You'll never ever meet anyone who can tell you what it was like the first time the 1812 Overture was performed, or what it was like sitting in the Olympia Theatre in Dublin when The Hallelujah Chorus was receiving its world premiere. In fact, I can guarantee you won't. Time has drawn a line under both of those. But, with hand on heart, I'm happy to tell you that for me what those audiences felt could not have compared with the experience I felt while listening to The Beatles' masterwork that night in Cookstown.

It was never the same again. I never ever experienced that same buzz again. I don't tell you that with the slightest regret. I am proud to have been alive in that time and enjoyed that once in a lifetime experience. I still love and enjoy listening to the record. But it just may have been the communal spirit between all present at the party that special summer evening in Cookstown that made the Beatles playback so extraordinary. I suppose for an experience to have been so special meant that it certainly wasn't going to be an experience which could be repeated frequently, if ever.

And it all came from the music; the music of The Beatles.

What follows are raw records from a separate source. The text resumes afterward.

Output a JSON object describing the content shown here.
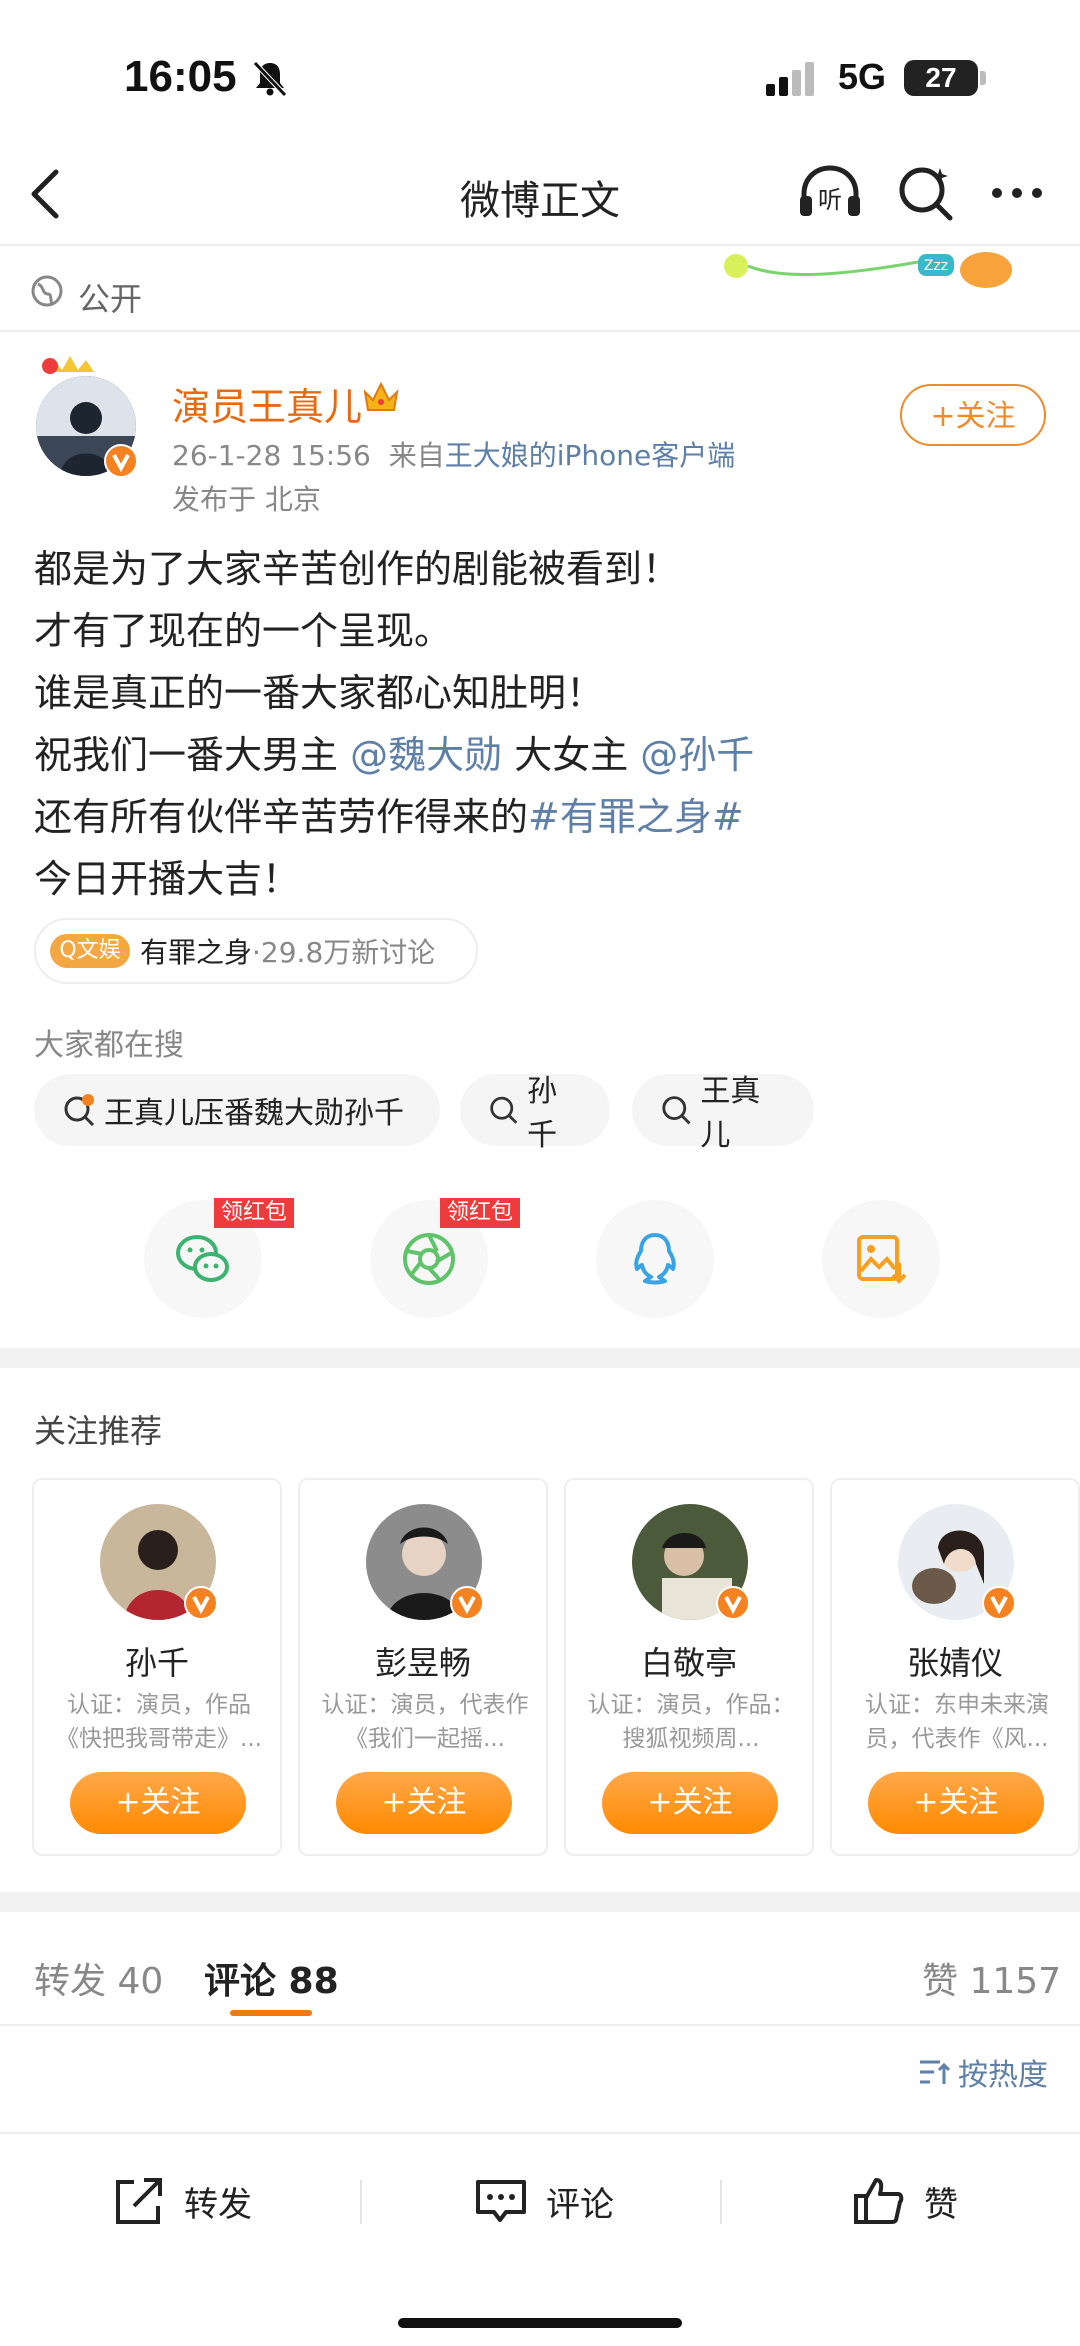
{
  "status_bar": {
    "time": "16:05",
    "network": "5G",
    "battery": "27"
  },
  "nav": {
    "title": "微博正文"
  },
  "visibility": "公开",
  "post": {
    "author": "演员王真儿",
    "date": "26-1-28 15:56",
    "source_prefix": "来自",
    "source": "王大娘的iPhone客户端",
    "location": "发布于 北京",
    "follow_label": "+关注",
    "lines": [
      {
        "text": "都是为了大家辛苦创作的剧能被看到！"
      },
      {
        "text": "才有了现在的一个呈现。"
      },
      {
        "text": "谁是真正的一番大家都心知肚明！"
      },
      {
        "pre": "祝我们一番大男主 ",
        "mention1": "@魏大勋",
        "mid": " 大女主 ",
        "mention2": "@孙千"
      },
      {
        "pre": "还有所有伙伴辛苦劳作得来的",
        "tag": "#有罪之身#"
      },
      {
        "text": "今日开播大吉！"
      }
    ],
    "topic": {
      "badge": "Q文娱",
      "name": "有罪之身",
      "count": "·29.8万新讨论"
    }
  },
  "searching": {
    "label": "大家都在搜",
    "chips": [
      "王真儿压番魏大勋孙千",
      "孙千",
      "王真儿"
    ]
  },
  "share": {
    "red_packet_label": "领红包"
  },
  "recommend": {
    "title": "关注推荐",
    "follow_label": "+关注",
    "cards": [
      {
        "name": "孙千",
        "desc": "认证：演员，作品《快把我哥带走》..."
      },
      {
        "name": "彭昱畅",
        "desc": "认证：演员，代表作《我们一起摇..."
      },
      {
        "name": "白敬亭",
        "desc": "认证：演员，作品：搜狐视频周..."
      },
      {
        "name": "张婧仪",
        "desc": "认证：东申未来演员，代表作《风..."
      }
    ]
  },
  "tabs": {
    "repost": "转发 40",
    "comment": "评论 88",
    "like": "赞 1157",
    "sort": "按热度"
  },
  "bottom_bar": {
    "repost": "转发",
    "comment": "评论",
    "like": "赞"
  },
  "colors": {
    "accent": "#f08a2a",
    "link": "#5d7fa8",
    "red_packet": "#ee3b3b"
  }
}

And here we are fifty years later (nearly to the day) and we’re enjoying that music and those moments once again and to mark this special 50th Anniversary celebration I wanted to share a D.I. Christy Kennedy (short) mystery, entitled: Sgt. Flynn’s Lonely Hertz Club Band, which was inspired by the Beatles eighth album or, as it was known to the EMI accountants, PCS 7027.   

         Thanks to the Fab people at Fahrenheit Press a Kindle version is available now. And talking about available now, there is also a Christy Kennedy (short) mystery included in the current (July/ August) edition of Ellery Queen Mystery Magazine. The Kennedy story is called Harry Potter & The Shadow of the Forger's Throne, I hope you enjoy both.